■ Exercise directions:
A complete response lists each line of the data below that includes the word "label".

Data entries
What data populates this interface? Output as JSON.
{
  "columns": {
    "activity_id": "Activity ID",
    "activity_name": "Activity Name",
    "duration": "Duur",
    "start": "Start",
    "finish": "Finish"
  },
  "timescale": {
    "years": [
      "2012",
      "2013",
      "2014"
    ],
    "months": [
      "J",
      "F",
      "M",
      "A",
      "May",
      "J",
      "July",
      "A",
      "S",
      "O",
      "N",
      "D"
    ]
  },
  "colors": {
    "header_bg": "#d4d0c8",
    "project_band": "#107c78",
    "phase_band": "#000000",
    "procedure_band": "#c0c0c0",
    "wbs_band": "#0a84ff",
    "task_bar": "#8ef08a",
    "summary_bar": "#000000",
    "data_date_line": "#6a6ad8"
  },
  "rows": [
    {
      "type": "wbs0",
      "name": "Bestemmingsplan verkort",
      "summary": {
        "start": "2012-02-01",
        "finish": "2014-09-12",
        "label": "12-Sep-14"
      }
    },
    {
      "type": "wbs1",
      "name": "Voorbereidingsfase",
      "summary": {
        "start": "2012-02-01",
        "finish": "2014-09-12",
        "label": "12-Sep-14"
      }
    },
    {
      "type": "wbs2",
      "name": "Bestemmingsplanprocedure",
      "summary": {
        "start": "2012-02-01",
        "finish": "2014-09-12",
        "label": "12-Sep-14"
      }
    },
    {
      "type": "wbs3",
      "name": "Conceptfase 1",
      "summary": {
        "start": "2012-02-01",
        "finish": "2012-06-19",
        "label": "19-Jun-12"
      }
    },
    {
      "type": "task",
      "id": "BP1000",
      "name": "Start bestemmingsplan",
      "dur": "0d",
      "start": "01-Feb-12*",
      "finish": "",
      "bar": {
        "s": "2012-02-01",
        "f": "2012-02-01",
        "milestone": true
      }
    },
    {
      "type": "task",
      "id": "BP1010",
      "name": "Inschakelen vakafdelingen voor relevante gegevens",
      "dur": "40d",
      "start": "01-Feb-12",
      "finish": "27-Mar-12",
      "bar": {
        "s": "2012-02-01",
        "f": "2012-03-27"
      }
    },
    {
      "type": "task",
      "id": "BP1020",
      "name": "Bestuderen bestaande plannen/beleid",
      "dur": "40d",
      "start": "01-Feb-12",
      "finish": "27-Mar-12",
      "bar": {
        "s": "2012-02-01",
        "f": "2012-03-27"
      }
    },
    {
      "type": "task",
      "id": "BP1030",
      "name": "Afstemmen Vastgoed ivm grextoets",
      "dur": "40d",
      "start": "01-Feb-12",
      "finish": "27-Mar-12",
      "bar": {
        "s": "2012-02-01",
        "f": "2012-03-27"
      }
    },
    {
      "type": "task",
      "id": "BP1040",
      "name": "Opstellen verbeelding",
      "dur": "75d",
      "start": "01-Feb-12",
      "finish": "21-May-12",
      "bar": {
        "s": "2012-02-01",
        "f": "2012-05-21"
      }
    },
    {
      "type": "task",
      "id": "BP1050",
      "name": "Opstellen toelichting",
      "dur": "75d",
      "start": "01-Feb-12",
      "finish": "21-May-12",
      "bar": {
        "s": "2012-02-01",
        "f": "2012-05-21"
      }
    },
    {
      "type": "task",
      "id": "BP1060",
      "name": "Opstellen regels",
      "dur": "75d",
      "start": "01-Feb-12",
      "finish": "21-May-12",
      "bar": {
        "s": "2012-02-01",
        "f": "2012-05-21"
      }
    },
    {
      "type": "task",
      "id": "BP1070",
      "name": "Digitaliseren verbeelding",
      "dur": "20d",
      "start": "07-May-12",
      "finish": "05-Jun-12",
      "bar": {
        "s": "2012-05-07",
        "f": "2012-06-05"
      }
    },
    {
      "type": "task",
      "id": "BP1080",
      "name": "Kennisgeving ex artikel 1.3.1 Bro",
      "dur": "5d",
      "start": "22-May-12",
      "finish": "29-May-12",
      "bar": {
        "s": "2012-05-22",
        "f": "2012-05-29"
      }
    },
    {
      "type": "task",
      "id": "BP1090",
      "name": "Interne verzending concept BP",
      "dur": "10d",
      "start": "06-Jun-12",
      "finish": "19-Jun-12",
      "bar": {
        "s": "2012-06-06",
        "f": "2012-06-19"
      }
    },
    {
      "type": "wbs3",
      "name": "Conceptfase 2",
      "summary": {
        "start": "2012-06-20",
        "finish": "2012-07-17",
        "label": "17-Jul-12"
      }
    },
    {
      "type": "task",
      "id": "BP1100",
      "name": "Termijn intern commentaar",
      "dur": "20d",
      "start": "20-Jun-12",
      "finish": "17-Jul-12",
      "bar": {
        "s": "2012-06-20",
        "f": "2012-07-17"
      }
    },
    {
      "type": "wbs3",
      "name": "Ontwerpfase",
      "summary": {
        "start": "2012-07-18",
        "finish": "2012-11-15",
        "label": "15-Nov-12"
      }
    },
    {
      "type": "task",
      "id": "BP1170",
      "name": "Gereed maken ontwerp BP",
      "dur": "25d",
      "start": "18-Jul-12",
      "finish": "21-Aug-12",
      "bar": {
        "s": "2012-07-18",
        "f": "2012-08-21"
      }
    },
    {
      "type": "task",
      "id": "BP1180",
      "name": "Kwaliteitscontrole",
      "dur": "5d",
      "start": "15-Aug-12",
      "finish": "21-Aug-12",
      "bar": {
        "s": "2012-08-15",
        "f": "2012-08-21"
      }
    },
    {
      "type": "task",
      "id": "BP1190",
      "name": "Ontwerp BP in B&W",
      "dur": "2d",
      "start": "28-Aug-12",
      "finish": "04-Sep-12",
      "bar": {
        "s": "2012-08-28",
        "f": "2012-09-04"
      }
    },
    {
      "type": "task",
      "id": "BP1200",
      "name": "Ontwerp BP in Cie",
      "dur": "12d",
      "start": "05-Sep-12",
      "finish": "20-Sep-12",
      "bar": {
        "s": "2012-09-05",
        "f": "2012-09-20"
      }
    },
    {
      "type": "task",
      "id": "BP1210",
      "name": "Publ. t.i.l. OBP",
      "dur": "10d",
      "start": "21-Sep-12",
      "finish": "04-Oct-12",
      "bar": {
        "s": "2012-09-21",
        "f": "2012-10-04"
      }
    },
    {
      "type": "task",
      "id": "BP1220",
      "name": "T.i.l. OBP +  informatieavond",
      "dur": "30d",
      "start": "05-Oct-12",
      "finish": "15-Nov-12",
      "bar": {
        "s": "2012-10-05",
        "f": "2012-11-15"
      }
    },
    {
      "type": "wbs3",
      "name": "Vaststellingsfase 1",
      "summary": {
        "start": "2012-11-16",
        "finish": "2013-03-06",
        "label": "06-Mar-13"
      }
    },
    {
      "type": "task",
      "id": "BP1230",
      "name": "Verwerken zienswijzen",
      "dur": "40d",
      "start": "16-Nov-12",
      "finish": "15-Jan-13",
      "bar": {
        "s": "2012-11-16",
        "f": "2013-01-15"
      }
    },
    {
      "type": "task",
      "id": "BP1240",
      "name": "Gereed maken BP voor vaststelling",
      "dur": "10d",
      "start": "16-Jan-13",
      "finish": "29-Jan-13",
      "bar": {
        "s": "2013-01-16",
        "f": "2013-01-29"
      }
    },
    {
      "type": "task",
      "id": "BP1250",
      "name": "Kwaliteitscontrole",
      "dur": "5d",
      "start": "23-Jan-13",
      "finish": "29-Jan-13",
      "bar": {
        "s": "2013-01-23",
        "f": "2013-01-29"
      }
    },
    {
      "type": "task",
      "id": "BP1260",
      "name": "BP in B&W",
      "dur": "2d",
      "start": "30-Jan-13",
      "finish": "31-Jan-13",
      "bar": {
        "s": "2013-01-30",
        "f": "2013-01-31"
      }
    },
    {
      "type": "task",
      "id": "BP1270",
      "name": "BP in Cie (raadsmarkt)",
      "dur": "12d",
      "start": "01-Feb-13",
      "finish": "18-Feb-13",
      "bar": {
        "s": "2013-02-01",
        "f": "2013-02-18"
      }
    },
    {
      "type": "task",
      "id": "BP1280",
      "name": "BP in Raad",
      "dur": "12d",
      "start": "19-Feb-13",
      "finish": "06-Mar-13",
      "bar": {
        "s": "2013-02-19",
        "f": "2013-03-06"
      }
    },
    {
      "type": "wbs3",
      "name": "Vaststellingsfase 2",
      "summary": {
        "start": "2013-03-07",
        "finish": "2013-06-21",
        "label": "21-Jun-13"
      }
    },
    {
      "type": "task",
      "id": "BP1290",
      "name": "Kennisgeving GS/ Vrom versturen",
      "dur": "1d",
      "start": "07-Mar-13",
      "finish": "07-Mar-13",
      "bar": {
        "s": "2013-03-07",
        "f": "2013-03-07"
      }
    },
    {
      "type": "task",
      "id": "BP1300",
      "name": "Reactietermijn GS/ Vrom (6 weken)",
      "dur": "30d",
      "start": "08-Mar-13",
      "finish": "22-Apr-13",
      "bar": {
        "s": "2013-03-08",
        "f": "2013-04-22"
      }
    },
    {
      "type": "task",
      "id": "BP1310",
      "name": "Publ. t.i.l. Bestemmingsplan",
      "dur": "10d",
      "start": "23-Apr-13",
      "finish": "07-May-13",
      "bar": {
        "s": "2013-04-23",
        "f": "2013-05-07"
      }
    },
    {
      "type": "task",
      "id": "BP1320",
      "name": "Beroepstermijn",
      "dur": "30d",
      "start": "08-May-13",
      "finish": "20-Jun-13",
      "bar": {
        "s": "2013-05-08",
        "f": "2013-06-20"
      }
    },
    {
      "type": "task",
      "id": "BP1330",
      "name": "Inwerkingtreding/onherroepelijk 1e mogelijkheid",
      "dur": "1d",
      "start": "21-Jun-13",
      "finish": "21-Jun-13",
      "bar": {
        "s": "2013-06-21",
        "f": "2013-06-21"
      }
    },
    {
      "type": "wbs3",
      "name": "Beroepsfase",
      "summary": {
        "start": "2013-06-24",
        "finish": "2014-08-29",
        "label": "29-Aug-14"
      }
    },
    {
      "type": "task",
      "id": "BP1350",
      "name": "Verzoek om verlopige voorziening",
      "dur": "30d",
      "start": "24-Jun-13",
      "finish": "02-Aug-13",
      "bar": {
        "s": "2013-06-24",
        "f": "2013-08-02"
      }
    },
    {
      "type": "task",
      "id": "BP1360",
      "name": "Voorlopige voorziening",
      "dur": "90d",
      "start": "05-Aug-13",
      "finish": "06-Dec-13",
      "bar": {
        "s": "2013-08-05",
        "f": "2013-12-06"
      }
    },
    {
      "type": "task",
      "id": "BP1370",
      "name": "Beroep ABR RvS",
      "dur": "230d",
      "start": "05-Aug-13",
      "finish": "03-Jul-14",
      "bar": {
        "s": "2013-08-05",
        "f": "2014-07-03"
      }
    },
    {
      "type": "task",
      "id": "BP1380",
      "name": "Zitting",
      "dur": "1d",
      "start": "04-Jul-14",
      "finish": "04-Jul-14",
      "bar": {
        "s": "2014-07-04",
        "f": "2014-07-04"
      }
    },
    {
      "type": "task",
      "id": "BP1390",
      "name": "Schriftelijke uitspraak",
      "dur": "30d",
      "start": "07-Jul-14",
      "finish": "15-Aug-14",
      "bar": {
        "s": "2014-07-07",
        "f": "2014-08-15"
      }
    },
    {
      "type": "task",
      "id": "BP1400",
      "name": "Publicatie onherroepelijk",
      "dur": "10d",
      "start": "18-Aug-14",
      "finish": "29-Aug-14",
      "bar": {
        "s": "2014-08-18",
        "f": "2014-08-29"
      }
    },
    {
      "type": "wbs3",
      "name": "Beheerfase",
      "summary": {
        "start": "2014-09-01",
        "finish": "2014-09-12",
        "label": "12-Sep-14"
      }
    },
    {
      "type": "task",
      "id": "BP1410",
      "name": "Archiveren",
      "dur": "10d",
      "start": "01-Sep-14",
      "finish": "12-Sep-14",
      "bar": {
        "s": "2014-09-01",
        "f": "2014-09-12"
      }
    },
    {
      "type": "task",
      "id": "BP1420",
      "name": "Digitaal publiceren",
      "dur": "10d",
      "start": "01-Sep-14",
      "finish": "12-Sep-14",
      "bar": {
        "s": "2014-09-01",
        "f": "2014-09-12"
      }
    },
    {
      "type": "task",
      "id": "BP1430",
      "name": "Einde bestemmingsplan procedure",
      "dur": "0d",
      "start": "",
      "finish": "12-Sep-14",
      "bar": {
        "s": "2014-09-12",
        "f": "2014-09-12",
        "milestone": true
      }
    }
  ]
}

■ The answer:
        "label": "12-Sep-14"
        "label": "12-Sep-14"
        "label": "12-Sep-14"
        "label": "19-Jun-12"
        "label": "17-Jul-12"
        "label": "15-Nov-12"
        "label": "06-Mar-13"
        "label": "21-Jun-13"
        "label": "29-Aug-14"
        "label": "12-Sep-14"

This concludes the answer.